The answer must be an exact copy of every entry, with no pictures in it.

Items from an interface collection

_ _ _ _ _

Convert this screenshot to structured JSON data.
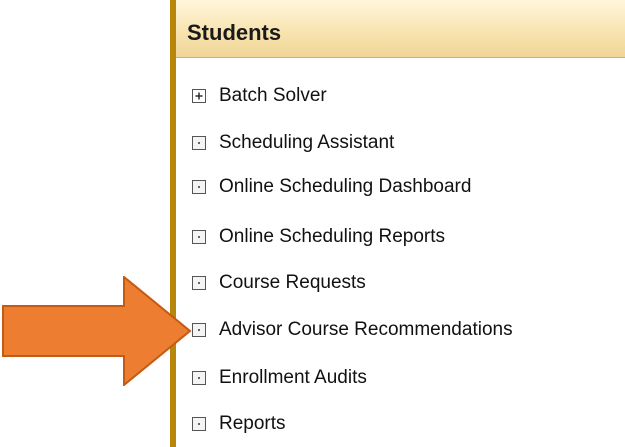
{
  "panel": {
    "title": "Students"
  },
  "menu": {
    "items": [
      {
        "label": "Batch Solver",
        "icon": "plus-box-icon"
      },
      {
        "label": "Scheduling Assistant",
        "icon": "dot-box-icon"
      },
      {
        "label": "Online Scheduling Dashboard",
        "icon": "dot-box-icon"
      },
      {
        "label": "Online Scheduling Reports",
        "icon": "dot-box-icon"
      },
      {
        "label": "Course Requests",
        "icon": "dot-box-icon"
      },
      {
        "label": "Advisor Course Recommendations",
        "icon": "dot-box-icon"
      },
      {
        "label": "Enrollment Audits",
        "icon": "dot-box-icon"
      },
      {
        "label": "Reports",
        "icon": "dot-box-icon"
      }
    ]
  },
  "colors": {
    "panel_border": "#b8860b",
    "header_gradient_top": "#fff6dc",
    "header_gradient_bottom": "#f1d596",
    "arrow_fill": "#ed7d31",
    "arrow_stroke": "#c55a11"
  }
}
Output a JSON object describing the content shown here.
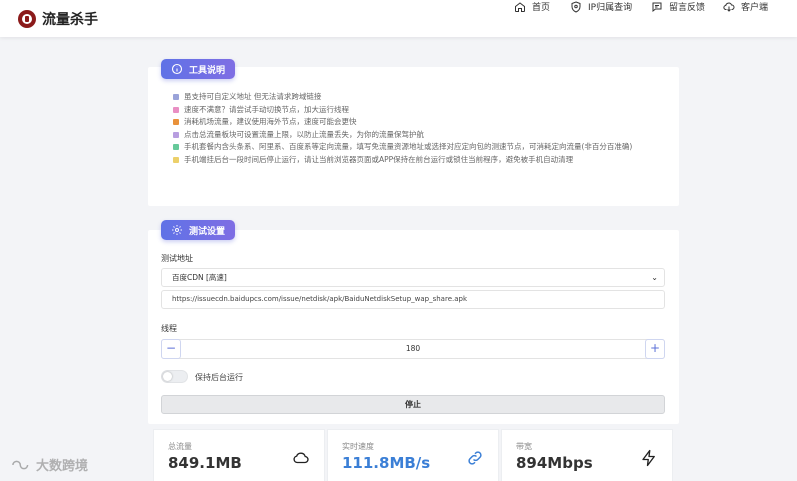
{
  "app": {
    "title": "流量杀手"
  },
  "nav": [
    {
      "label": "首页",
      "icon": "home-icon"
    },
    {
      "label": "IP归属查询",
      "icon": "shield-icon"
    },
    {
      "label": "留言反馈",
      "icon": "chat-icon"
    },
    {
      "label": "客户端",
      "icon": "cloud-download-icon"
    }
  ],
  "info": {
    "title": "工具说明",
    "tips": [
      {
        "text": "虽支持可自定义地址 但无法请求跨域链接",
        "color": "#9aa3d9"
      },
      {
        "text": "速度不满意？请尝试手动切换节点，加大运行线程",
        "color": "#e98fc4"
      },
      {
        "text": "消耗机场流量，建议使用海外节点，速度可能会更快",
        "color": "#e9923b"
      },
      {
        "text": "点击总流量板块可设置流量上限，以防止流量丢失，为你的流量保驾护航",
        "color": "#b89ee0"
      },
      {
        "text": "手机套餐内含头条系、阿里系、百度系等定向流量，填写免流量资源地址或选择对应定向包的测速节点，可消耗定向流量(非百分百准确)",
        "color": "#66c99a"
      },
      {
        "text": "手机端挂后台一段时间后停止运行，请让当前浏览器页面或APP保持在前台运行或锁住当前程序，避免被手机自动清理",
        "color": "#ecd06a"
      }
    ]
  },
  "test": {
    "title": "测试设置",
    "address_label": "测试地址",
    "address_selected": "百度CDN [高速]",
    "url_value": "https://issuecdn.baidupcs.com/issue/netdisk/apk/BaiduNetdiskSetup_wap_share.apk",
    "threads_label": "线程",
    "threads_value": "180",
    "minus": "−",
    "plus": "+",
    "keep_running_label": "保持后台运行",
    "stop_label": "停止"
  },
  "stats": [
    {
      "title": "总流量",
      "value": "849.1MB",
      "icon": "cloud-icon"
    },
    {
      "title": "实时速度",
      "value": "111.8MB/s",
      "icon": "link-icon"
    },
    {
      "title": "带宽",
      "value": "894Mbps",
      "icon": "lightning-icon"
    }
  ],
  "watermark": {
    "text": "大数跨境"
  }
}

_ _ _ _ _

- **ANSWER SPACE**
Convert this screenshot to structured JSON data.
{
  "panel": {
    "title": "Students"
  },
  "menu": {
    "items": [
      {
        "label": "Batch Solver",
        "icon": "plus-box-icon"
      },
      {
        "label": "Scheduling Assistant",
        "icon": "dot-box-icon"
      },
      {
        "label": "Online Scheduling Dashboard",
        "icon": "dot-box-icon"
      },
      {
        "label": "Online Scheduling Reports",
        "icon": "dot-box-icon"
      },
      {
        "label": "Course Requests",
        "icon": "dot-box-icon"
      },
      {
        "label": "Advisor Course Recommendations",
        "icon": "dot-box-icon"
      },
      {
        "label": "Enrollment Audits",
        "icon": "dot-box-icon"
      },
      {
        "label": "Reports",
        "icon": "dot-box-icon"
      }
    ]
  },
  "colors": {
    "panel_border": "#b8860b",
    "header_gradient_top": "#fff6dc",
    "header_gradient_bottom": "#f1d596",
    "arrow_fill": "#ed7d31",
    "arrow_stroke": "#c55a11"
  }
}
Output a JSON object describing the content shown here.
{
  "app": {
    "title": "流量杀手"
  },
  "nav": [
    {
      "label": "首页",
      "icon": "home-icon"
    },
    {
      "label": "IP归属查询",
      "icon": "shield-icon"
    },
    {
      "label": "留言反馈",
      "icon": "chat-icon"
    },
    {
      "label": "客户端",
      "icon": "cloud-download-icon"
    }
  ],
  "info": {
    "title": "工具说明",
    "tips": [
      {
        "text": "虽支持可自定义地址 但无法请求跨域链接",
        "color": "#9aa3d9"
      },
      {
        "text": "速度不满意？请尝试手动切换节点，加大运行线程",
        "color": "#e98fc4"
      },
      {
        "text": "消耗机场流量，建议使用海外节点，速度可能会更快",
        "color": "#e9923b"
      },
      {
        "text": "点击总流量板块可设置流量上限，以防止流量丢失，为你的流量保驾护航",
        "color": "#b89ee0"
      },
      {
        "text": "手机套餐内含头条系、阿里系、百度系等定向流量，填写免流量资源地址或选择对应定向包的测速节点，可消耗定向流量(非百分百准确)",
        "color": "#66c99a"
      },
      {
        "text": "手机端挂后台一段时间后停止运行，请让当前浏览器页面或APP保持在前台运行或锁住当前程序，避免被手机自动清理",
        "color": "#ecd06a"
      }
    ]
  },
  "test": {
    "title": "测试设置",
    "address_label": "测试地址",
    "address_selected": "百度CDN [高速]",
    "url_value": "https://issuecdn.baidupcs.com/issue/netdisk/apk/BaiduNetdiskSetup_wap_share.apk",
    "threads_label": "线程",
    "threads_value": "180",
    "minus": "−",
    "plus": "+",
    "keep_running_label": "保持后台运行",
    "stop_label": "停止"
  },
  "stats": [
    {
      "title": "总流量",
      "value": "849.1MB",
      "icon": "cloud-icon"
    },
    {
      "title": "实时速度",
      "value": "111.8MB/s",
      "icon": "link-icon"
    },
    {
      "title": "带宽",
      "value": "894Mbps",
      "icon": "lightning-icon"
    }
  ],
  "watermark": {
    "text": "大数跨境"
  }
}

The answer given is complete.